Cardiology Associates of Morristown hosted their annual “Our Noble 90’s” event to honor patients that have made it to that age.
Cardiologist Dr. David Freilich says the practice has over 300 patients that are age 90 and above.
“I think it’s a reflection of the fact that people are getting older,” Freilich said. “People are able to keep going, stay out of nursing homes, have a great life and make the best of it. That’s what we are here to celebrate.”
Dr. Freilich’s mother was his inspiration to host the ‘Our Noble 90’s’ event.
“It’s good to not only have people enjoy the day, but we also have a lot of 80-year-olds who are clamoring to come to this party. We don’t let them in. It’s an incentive for them to live to age 90,” Freilich said. “It’s also important to highlight to other people what they can do to make themselves live longer.”
Henry Shapiro of Dover is the events entertainer. At 99-years-old, he plays the piano and performs weekly across New Jersey.

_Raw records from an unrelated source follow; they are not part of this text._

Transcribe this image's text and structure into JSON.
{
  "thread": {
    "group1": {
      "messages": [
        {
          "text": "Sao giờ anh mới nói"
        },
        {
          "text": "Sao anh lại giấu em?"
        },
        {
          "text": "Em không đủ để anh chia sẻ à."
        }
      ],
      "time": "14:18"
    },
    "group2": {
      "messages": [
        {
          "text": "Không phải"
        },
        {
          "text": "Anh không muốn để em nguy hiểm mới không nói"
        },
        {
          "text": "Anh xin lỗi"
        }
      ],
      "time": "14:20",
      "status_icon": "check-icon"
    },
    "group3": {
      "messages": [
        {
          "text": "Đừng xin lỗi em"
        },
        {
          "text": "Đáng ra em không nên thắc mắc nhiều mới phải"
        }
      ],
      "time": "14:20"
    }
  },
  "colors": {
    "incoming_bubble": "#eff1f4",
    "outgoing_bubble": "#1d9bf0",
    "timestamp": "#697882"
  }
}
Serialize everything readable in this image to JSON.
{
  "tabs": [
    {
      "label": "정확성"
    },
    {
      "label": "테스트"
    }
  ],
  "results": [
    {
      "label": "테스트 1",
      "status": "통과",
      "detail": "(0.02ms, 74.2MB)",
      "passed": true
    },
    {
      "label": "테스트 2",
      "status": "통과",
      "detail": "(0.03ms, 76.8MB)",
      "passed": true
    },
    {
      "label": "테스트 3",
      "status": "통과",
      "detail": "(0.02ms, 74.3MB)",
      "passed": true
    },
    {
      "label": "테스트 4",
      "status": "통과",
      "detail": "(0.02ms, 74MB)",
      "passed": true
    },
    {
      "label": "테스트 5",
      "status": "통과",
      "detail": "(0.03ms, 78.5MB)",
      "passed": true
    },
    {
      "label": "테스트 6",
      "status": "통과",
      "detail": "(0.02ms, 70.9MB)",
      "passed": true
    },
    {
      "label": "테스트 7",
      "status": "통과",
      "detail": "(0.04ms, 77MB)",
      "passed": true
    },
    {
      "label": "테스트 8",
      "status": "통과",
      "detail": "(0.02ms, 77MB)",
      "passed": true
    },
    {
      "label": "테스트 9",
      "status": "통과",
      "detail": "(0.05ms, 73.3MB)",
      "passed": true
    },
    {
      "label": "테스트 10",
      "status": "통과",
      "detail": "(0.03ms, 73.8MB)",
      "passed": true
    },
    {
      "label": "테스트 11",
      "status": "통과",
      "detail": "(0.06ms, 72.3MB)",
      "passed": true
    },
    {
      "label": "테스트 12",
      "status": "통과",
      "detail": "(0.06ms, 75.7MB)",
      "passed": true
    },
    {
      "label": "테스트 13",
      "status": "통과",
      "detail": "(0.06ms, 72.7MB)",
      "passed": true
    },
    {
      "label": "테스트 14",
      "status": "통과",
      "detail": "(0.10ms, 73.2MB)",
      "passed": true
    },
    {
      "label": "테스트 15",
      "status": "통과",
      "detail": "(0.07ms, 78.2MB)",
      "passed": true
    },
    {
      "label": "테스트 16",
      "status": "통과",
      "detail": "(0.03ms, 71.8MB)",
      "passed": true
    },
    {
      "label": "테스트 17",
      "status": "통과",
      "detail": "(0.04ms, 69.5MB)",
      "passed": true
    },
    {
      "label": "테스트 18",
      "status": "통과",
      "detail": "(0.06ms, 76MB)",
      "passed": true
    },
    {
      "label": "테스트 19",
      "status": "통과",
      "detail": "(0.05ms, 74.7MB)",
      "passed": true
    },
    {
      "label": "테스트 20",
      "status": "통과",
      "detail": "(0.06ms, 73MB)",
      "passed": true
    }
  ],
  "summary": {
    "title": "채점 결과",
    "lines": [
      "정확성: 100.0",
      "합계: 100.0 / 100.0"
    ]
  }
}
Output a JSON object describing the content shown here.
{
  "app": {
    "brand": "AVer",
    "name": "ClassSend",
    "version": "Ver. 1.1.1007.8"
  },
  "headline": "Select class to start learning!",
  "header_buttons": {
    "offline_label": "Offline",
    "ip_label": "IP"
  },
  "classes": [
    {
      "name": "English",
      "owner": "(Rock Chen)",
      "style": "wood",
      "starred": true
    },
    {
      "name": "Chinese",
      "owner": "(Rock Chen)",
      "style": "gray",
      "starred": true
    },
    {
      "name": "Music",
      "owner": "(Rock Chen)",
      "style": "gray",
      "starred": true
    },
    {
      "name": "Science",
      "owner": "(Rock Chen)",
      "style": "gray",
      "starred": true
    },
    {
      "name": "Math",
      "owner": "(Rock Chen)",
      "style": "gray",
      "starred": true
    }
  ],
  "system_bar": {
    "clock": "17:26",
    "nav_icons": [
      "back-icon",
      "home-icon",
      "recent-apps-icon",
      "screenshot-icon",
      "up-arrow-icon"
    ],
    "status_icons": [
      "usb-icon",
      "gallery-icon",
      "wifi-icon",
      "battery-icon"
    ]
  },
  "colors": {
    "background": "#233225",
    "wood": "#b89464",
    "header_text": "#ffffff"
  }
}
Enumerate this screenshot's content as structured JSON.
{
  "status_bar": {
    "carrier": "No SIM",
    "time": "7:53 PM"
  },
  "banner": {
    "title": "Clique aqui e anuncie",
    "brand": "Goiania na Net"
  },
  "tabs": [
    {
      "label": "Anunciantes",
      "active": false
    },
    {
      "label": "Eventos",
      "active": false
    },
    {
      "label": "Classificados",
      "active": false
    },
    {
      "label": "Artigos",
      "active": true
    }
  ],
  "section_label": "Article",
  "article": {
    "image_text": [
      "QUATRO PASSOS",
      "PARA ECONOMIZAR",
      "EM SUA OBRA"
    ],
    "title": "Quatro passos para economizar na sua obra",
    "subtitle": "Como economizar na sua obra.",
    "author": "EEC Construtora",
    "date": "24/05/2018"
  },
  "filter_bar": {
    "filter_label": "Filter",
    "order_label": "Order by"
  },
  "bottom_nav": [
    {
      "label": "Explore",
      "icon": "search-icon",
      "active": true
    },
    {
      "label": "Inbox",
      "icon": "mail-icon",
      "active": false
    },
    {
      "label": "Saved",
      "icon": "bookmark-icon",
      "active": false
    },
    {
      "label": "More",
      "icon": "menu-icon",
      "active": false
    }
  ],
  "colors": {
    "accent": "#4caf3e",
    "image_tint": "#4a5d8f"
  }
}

“I like to do Broadway show tunes. Mostly big hits from the 40’s from the movies and so forth. I perform whenever I get the opportunity,” Shapiro said. “Gershwin is my favorite. He’s a great composer. Unfortunately, he died too young.”
Edward Mosberg is 94 years old. Now living in New Jersey, he was born in Poland. He gives lectures on his experiences during the second World War.
“I was in the concentration camps,” Mosberg said. “I go and talk to all kinds of groups. I’ve spoken to groups with two people. I’ve spoke to a group of 15,000 people. Whatever it is, anytime they need me I go, and I talk. I tell them about the Holocaust because they don’t know.”
93-year-old Roger Conover of Mendham, a Korean War veteran, worked for Bell Labs for 30 years. He started another career after retiring at age 60.
“If I have a claim to fame it’s with an outfit called J.G. Wentworth,” Conover said. “Even though I haven’t done a spot in seven or eight years, I’m out of the business now, I think they still use some of my stuff with the punch line.”
So what’s the secret to living a life into your 90’s. Dr. David Freilich says it’s genetic.
“They’ve estimated that twenty percent of people that lived to their 90’s and above is genetic,” Freilich said. “There’s nothing you can do about that except pick the right parents.”
99-year-old Henry Shapiro has another opinion.
“There is no secret,” Shapiro said. “My brother lived to be 94. Both of my parents were deceased in their 60’s. So, I really have nothing I can count on.”
94-year-old Edward Mosberg finds strength in his lost loved ones.
“My secret is I lost my whole family,” Mosberg said. “So, my obligation and duty is to go around the world and talk whenever they need me.”
93-year-old Roger Conover says to stay on top of your health.
“That got my body in a condition that by the time I was in my early 60’s, it was ready to go on for another 30 years or so.”